For many of us, holiday shopping and planning began weeks and maybe even months ago.
For others, it's barely gotten started. If you are in the latter group, you may share my aversion to the commercialization of Christmas and other winter holidays. I love this time of year, the cold, the shortening of the days as we approach the solstice, the way we naturally turn inward, and I have, for years, refused to let the pressure to shop eclipse these quiet pleasures. From November through the end of December, I do very little shopping, except at a few local craft fairs, farmers markets, a couple of local shops and hardware stores, where I buy cases of canning jars.
If you love to cook, you can make wonderful gifts in your kitchen, an activity that works well when it is chilly outside and darkness falls by 5 p.m.
Flavored olive oils and vinegars have been popular in recent years, but I think there are better ways to go. Working with olive oil can be especially tricky, as fresh herbs submerged in it go bad quickly and garlic, a popular addition, can result in an oil infected with botulinum spores if not done properly.
Today's recipes feature gifts I'm making this year. I've prepared nearly six pounds of gomashio, a sesame-based Japanese condiment, using locally harvested nori seaweed from Strong Arm Farms. When a friend gave me a bushel of Meyer lemons, I made a huge batch of marmalade, most of it flavored with ginger and a bit with fresh thyme from my garden. Because apricot season sped past me this year, I've made a favorite chutney using pineapple instead of the fleeting stone fruit. And after several requests for my recipe for Korean Barbecue Sauce, I realized it would make a great gift for friends who love to cook but rarely have much time in the kitchen.
Two ounces of gomashio lasts a while, as it doesn't take much of it to brighten up such foods as steamed rice, grilled Korean ribs, grilled cheese sandwiches and such.
<strong>Gomashio, with a Spicy Variation</strong>
<em> Makes about 1 pound (enough to fill eight 4-ounce canning jars)</em>
1 pound white sesame seeds, preferably organic
1 ounce nori seaweed, preferably local and unprocessed
2 to 3 teaspoons kosher salt or sea salt

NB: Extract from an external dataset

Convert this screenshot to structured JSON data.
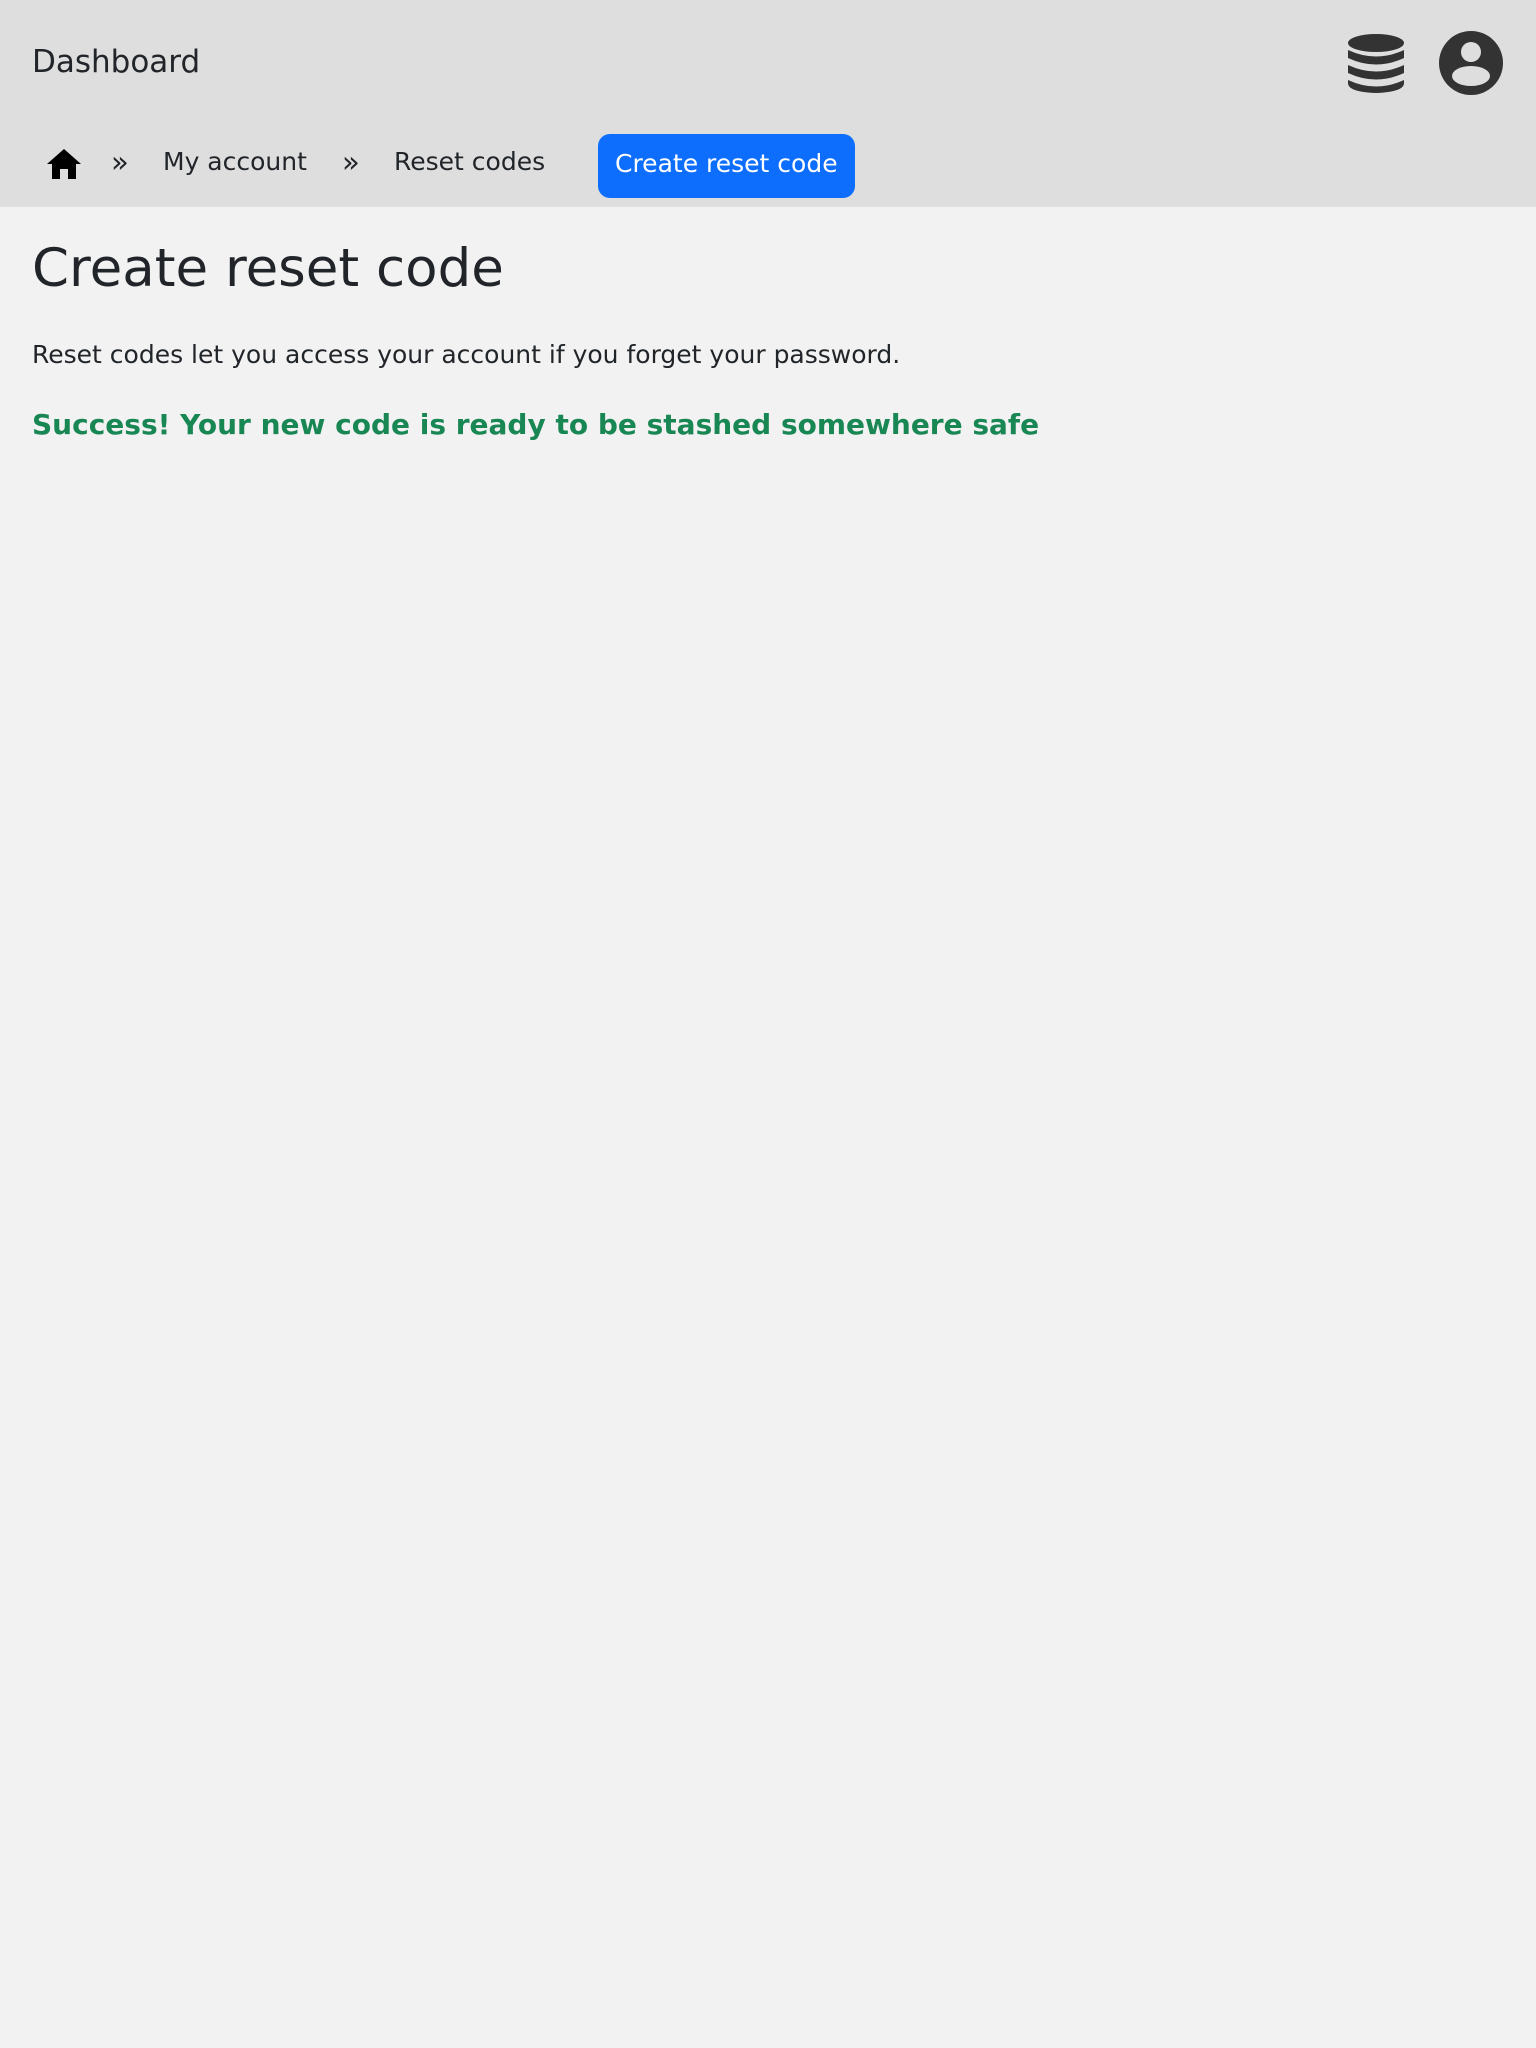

Toast the sesame seeds in a wok or similar pan set over high heat, stirring frequently with a wide wooden spoon, until they take on some color and become fragrant. Do not let them burn. It should take about 5 minutes. Transfer to a bowl to cool.
Break the nori into manageable pieces and toast it in the same pan, turning the seaweed frequently, until crisp, about 2 minutes. Transfer to a plate or bowl to cool.
Grind the sesame seeds in a spice grinder or food processor fitted with the metal blade, until about half the seeds are broken into smaller pieces and the other half remain whole. Work in batches as necessary and transfer each ground batch to a bowl. Process the seaweed similarly, reducing it to small pieces but not dust. Add to the bowl with the sesame seeds.
Add 2 teaspoons of salt to the mixture, toss thoroughly, taste and add the remaining teaspoon of salt if needed.